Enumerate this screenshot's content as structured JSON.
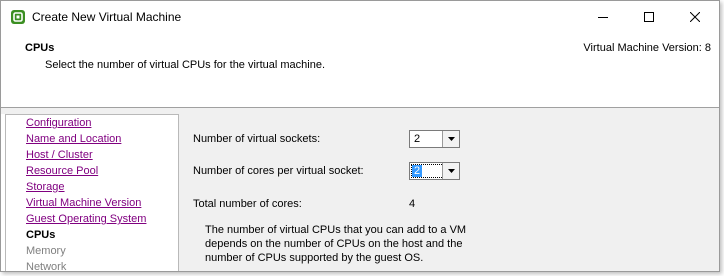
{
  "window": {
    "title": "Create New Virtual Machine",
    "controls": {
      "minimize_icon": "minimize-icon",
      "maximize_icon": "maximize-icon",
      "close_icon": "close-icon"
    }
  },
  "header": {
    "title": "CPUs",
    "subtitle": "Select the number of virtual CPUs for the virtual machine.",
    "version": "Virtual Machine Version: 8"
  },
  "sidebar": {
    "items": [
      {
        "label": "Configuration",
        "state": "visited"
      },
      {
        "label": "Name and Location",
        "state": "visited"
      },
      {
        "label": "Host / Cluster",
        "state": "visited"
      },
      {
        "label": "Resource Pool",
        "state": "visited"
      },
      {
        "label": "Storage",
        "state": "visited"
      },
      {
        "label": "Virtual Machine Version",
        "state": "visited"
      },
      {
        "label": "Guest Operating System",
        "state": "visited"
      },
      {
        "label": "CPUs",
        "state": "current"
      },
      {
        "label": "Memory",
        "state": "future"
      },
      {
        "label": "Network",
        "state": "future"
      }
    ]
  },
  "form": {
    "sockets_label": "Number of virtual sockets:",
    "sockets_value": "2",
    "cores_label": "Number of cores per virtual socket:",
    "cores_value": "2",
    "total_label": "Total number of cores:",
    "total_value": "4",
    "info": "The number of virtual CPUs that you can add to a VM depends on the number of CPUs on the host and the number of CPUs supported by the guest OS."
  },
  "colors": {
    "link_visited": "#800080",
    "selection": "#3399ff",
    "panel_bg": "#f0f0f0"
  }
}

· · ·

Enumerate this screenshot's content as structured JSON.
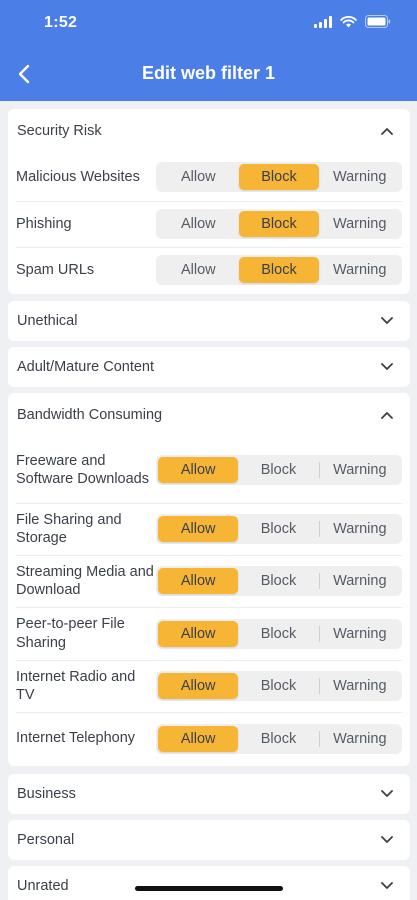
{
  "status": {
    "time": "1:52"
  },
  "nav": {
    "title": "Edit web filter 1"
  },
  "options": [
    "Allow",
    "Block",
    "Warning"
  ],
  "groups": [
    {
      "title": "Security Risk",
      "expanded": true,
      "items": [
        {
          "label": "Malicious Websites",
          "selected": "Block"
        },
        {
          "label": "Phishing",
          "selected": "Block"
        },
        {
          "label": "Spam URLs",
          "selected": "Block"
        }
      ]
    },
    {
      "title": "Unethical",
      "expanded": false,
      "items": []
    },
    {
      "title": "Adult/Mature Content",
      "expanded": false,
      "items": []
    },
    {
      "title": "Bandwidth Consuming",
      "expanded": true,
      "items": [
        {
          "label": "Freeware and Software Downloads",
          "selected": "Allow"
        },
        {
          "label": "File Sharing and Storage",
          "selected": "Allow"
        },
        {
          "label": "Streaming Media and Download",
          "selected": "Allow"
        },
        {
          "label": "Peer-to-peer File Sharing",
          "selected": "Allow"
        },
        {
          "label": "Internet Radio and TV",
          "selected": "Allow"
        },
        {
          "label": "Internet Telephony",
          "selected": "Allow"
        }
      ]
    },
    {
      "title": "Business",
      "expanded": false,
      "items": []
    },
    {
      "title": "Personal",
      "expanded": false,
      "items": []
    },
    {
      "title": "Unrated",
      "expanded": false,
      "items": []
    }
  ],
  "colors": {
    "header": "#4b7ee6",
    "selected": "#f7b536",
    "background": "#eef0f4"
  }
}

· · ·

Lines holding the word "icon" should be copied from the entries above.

      "minimize_icon": "minimize-icon",
      "maximize_icon": "maximize-icon",
      "close_icon": "close-icon"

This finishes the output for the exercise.